In addition, the underwater splendor is unique as it exhibits a large collection of artifacts and sculptures made by the Navy itself.
Even the statues on exhibit were handmade by naval personnel and produced from concrete and eco-friendly materials. The site is expected to catalyze the formation of corals which will be an added beauty to the site in due course.
This new attraction is expected to draw children, adults, experienced divers, scuba beginners as well as ordinary swimmers towards a new and an unforgettable experience.
Initially, the Navy had decided to construct this underwater museum utilizing discarded train compartments and fishing vessels. However, since it was not possible to source discarded train compartments and boats at short notice, the Navy was forced to rethink its concept that subsequently resulted in the novel design.

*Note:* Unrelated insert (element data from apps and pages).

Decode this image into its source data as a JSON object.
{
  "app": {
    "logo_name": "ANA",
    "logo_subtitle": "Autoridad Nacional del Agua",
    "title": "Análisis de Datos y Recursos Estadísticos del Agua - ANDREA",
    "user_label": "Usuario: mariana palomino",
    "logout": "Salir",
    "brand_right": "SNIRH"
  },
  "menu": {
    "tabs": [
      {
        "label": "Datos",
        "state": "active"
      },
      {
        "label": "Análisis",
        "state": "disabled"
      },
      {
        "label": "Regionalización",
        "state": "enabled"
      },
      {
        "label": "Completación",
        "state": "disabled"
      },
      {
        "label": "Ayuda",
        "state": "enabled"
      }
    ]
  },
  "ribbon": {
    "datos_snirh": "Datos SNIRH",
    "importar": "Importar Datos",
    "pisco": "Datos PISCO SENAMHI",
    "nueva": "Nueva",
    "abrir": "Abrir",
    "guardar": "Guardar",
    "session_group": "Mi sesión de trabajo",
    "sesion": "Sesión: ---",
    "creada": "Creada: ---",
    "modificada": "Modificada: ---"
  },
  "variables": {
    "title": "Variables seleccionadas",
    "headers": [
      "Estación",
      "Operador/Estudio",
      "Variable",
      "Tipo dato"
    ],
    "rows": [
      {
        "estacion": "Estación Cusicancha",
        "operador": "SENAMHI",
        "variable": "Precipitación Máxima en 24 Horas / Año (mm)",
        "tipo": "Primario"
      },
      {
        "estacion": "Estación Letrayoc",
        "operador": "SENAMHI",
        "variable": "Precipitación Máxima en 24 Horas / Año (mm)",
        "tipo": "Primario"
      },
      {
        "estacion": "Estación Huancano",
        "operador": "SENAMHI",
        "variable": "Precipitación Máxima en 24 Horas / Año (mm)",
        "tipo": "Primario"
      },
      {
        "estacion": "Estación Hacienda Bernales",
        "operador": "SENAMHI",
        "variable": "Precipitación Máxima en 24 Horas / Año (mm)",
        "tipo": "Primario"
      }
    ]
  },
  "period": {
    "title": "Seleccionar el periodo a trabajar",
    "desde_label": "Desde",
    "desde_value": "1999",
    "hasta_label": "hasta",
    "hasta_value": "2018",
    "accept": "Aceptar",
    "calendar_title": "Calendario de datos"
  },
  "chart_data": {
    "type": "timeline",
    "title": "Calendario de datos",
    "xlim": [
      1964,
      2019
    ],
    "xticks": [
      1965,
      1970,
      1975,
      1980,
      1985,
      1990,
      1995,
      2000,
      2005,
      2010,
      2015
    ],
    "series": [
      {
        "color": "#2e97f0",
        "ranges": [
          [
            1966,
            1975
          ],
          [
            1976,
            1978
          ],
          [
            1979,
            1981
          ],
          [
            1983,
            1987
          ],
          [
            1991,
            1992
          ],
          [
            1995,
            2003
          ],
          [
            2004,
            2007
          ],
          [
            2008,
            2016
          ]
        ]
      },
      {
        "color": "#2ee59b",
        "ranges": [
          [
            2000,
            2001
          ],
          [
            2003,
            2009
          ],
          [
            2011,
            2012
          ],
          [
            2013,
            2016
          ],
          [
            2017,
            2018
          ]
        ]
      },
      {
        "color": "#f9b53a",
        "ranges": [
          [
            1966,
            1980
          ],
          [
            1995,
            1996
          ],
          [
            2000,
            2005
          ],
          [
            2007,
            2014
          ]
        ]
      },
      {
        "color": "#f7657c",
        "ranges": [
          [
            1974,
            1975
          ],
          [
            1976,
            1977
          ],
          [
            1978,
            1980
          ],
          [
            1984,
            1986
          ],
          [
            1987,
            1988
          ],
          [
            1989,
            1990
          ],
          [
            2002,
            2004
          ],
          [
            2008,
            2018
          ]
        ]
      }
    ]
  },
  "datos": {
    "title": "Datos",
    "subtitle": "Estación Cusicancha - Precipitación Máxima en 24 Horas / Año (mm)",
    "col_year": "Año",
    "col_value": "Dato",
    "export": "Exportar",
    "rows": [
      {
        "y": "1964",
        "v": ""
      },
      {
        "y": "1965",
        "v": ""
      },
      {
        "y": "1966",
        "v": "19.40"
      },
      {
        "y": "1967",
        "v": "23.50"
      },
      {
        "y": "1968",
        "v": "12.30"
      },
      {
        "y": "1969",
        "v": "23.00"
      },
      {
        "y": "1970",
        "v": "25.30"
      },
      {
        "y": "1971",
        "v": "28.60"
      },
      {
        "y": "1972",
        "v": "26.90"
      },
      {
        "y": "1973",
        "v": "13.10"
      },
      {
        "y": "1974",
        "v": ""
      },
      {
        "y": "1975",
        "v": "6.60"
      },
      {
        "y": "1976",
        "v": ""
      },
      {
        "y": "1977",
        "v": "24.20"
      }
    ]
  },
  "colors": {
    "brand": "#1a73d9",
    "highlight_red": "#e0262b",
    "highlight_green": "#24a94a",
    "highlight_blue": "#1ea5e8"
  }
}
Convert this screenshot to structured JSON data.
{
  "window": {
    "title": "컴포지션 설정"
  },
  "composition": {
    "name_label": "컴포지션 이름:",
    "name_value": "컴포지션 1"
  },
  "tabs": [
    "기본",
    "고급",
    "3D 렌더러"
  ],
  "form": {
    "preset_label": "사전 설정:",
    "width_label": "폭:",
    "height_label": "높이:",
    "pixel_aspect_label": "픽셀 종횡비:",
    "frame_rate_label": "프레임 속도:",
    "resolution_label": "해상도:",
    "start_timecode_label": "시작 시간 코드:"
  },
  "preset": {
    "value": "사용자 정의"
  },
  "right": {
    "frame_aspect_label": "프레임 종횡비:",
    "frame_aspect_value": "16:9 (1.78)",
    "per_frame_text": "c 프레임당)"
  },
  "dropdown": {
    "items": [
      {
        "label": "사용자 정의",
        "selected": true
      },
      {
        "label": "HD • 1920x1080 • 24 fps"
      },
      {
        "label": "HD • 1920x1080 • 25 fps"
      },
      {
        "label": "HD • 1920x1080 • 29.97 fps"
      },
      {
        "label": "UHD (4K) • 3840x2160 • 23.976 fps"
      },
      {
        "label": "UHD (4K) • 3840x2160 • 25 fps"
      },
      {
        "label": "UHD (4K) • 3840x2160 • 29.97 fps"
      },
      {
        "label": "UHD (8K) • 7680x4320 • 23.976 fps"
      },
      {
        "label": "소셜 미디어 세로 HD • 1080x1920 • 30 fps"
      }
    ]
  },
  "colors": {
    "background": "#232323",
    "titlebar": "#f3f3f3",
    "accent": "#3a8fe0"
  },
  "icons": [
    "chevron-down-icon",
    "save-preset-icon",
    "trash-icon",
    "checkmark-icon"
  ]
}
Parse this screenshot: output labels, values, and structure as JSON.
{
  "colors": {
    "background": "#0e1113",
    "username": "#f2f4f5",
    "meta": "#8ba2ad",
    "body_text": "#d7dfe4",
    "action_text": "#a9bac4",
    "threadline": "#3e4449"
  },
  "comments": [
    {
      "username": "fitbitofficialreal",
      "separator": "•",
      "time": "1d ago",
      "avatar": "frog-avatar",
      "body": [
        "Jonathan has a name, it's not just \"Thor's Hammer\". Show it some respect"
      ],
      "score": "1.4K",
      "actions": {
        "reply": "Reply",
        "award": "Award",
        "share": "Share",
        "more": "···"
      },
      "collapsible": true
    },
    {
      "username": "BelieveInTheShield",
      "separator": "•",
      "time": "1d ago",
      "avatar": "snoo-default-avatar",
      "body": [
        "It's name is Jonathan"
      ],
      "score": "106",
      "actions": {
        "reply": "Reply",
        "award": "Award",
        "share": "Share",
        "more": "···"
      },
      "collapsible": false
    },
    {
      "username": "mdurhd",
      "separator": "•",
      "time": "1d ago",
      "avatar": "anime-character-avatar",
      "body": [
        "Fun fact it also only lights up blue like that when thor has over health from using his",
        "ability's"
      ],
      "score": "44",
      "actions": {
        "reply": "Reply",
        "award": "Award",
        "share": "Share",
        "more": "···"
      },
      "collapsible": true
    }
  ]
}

The Navy was not alone in this endeavour as the ICC Construction (Pvt) Ltd, INSEE Cement (Lanka) Limited and Sri Lanka Ports Authority had extended support unprecedentedly as philanthropic partners towards the completion of the project.
Spelling out the objectives of the project, the Navy Chief said that the initiative also intends to promote regeneration of corals and fish breeding in the sea area.
“It is very encouraging to see that the fish breeding has already started at this underwater museum site. By the next season, it is certain that tourists will be able to dive in this area and the surrounding hotels will be able to add this site to their list of tourist attractions”, he said.
Meanwhile, the Navy requests the fishing community not to engage in fishing at this site during the initial stage, as once fish breeding to take place the fishers could reap its maximum benefits in the future.
Commander Southern Naval Area, Rdmiral Kassapa Paul, officers and sailors of the command immensely contributed in completion of the praiseworthy work during the construction of this mega project.
The Navy believes that this underwater sculpture park will contribute greatly to the tourism industry in Sri Lanka, which is starting to thrive following the coronavirus pandemic.
Admiral Paul said the best season to dive to the museum was the off and inter monsoon seasons as environment in the museum would not be clear due to high underwater current and poor visibility during other seasons.
He said objects like sadakada pahana, korawakka gal, mura gal etc of Sri Lankan identity were also on displayed at the museum.
“The SLN is now in the process of building its second underwater museum in Trincomalee to offer the divers a marvelous experience in the East Coast,” Admiral Paul told the defence.lk.
If you are a scuba diver or a person who takes challenges to explore new mysterious adventures, no doubt this unique underwater museum in the Southern coast of Sri Lanka would definitely be in your bucket list.